A number of the conversations I’ve had with individual with Tourettes have been about comorbid (coexisting) disorders. When people with Tourettes have perhaps gotten used to their tics, the symptoms of other disorders, such as ADHD, OCD, rage, or depression can often bother people who don’t know why they’re there. Hyperactivity, obsessions, compulsions, rage tantrums, and anxiety attacks can be disturbing when they seem to come out of nowhere.
Technically, a Tourettes diagnosis does not include any of those symptoms. According to the Center of Disease Control, the DSM-V requires that Tourette Syndrome can only be diagnosed when an individual:
- has developed the symptoms by the age of 18
- has at least 2 motor tics and at least 1 vocal tic (although they don’t need to be present at the same time)
- has had tics that last more than a year
- the tics cannot be due to a medication or another medical condition
Obviously, these requirements don’t say anything about any of the other symptoms we listed above, so why do so many individuals with Tourette Syndrome struggle with symptoms from other disorders?
The Psychiatric Times article, “Tourettes Syndrome,” says, “Tourette Syndrome is rarely considered in isolation; its clinical picture is often influenced by closely related conditions, such as OCD, ADHD, impulse discontrol, and affective disorders.”
Dr. Leslie E. Packer wrote the article, “Tourette’s Syndrome: Comorbid or Associated Disorders.” In it, she opens with, “The vast majority of children and teens with Tourette’s Syndrome who are seen in clinical settings also have symptoms of other disorders or conditions. Community samples also indicate that the majority of individuals with TS do not have ‘just TS.'”
They’re not sure why individuals with Tourettes are so likely to have co-occurring disorders, but the facts are there. I personally have symptoms of OCD and free-floating anxiety, and my struggles are mild in comparison to other individuals I’ve spoken with. The Oxford Journal article, “Tourette syndrome, associated conditions, and the complexities of treatment,” says that while comorbid conditions are constantly being described, experts aren’t sure whether the associated behaviors truly represent the “genetic expression of the TS ‘gene.'”
What are the disorders most found with Tourette Syndrome?
- ADHD – According to the Science Daily article, “Tourette Syndrome And ADHD Frequently Occur Together,” from the University of Calvary says that ADHD is the most common disorder to occur with Tourette Syndrome.
- OCD – Psychiatric Times says that OCD could possibly occur in up to to 80% of people with Tourettes.
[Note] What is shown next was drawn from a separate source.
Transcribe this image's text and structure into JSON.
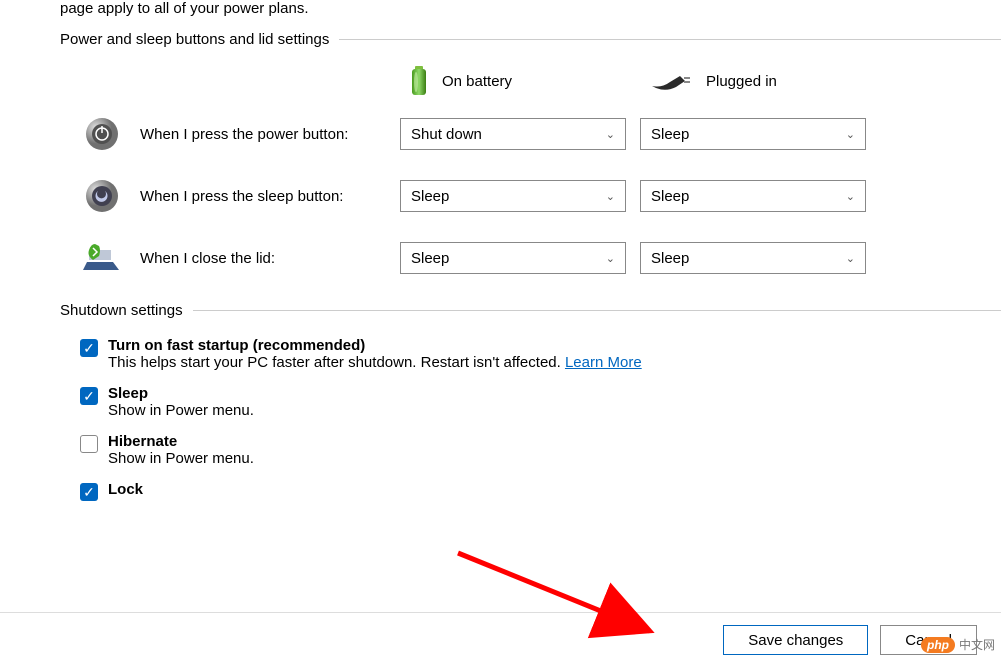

An interesting fact, however, is that OCD that occurs on its own is different from OCD that occurs comorbidly with Tourettes.
- A study done by the National Centers of Disease Control and Prevention showed that 49% of the participants had anxiety problems (which might or might not include OCD), and 26% had behavioral problems such as ODD (Oppositional Defiant Disorder) or Conduct Disorder.
Something to consider is that while there are many other disorders found that occur with tics, is that the Tourettes might not be the main disorder. Rather than some of the other disorders occurring with the Tourettes, Tourettes or tic disorders might occur with the other disorders. Psychiatric Times also says there might be a referral bias in diagnosing comorbid disorders; because doctors are on the watch for other disorders in children with Tourettes, they’re more likely to pick up on smaller symptoms that might have gone unnoticed in children with Tourettes otherwise.
So What’s the Point?
It’s important to take all of this with a grain of salt. Just because a child is diagnosed with Tourettes doesn’t necessarily mean a child will have severe learning or behavioral problems. There are some children who don’t have any symptoms of other disorders at all. It’s just good to know that if other symptoms to show, it’s not unusual. You or your child isn’t alone.
Do you have an experience or advice you’d like to share? Please post it in the Comment Box below. And don’t forget to sign up for my weekly newsletter to receive extra resources I don’t include in my blog, encouragement, and a gift as a thank you for signing up. Thanks for reading!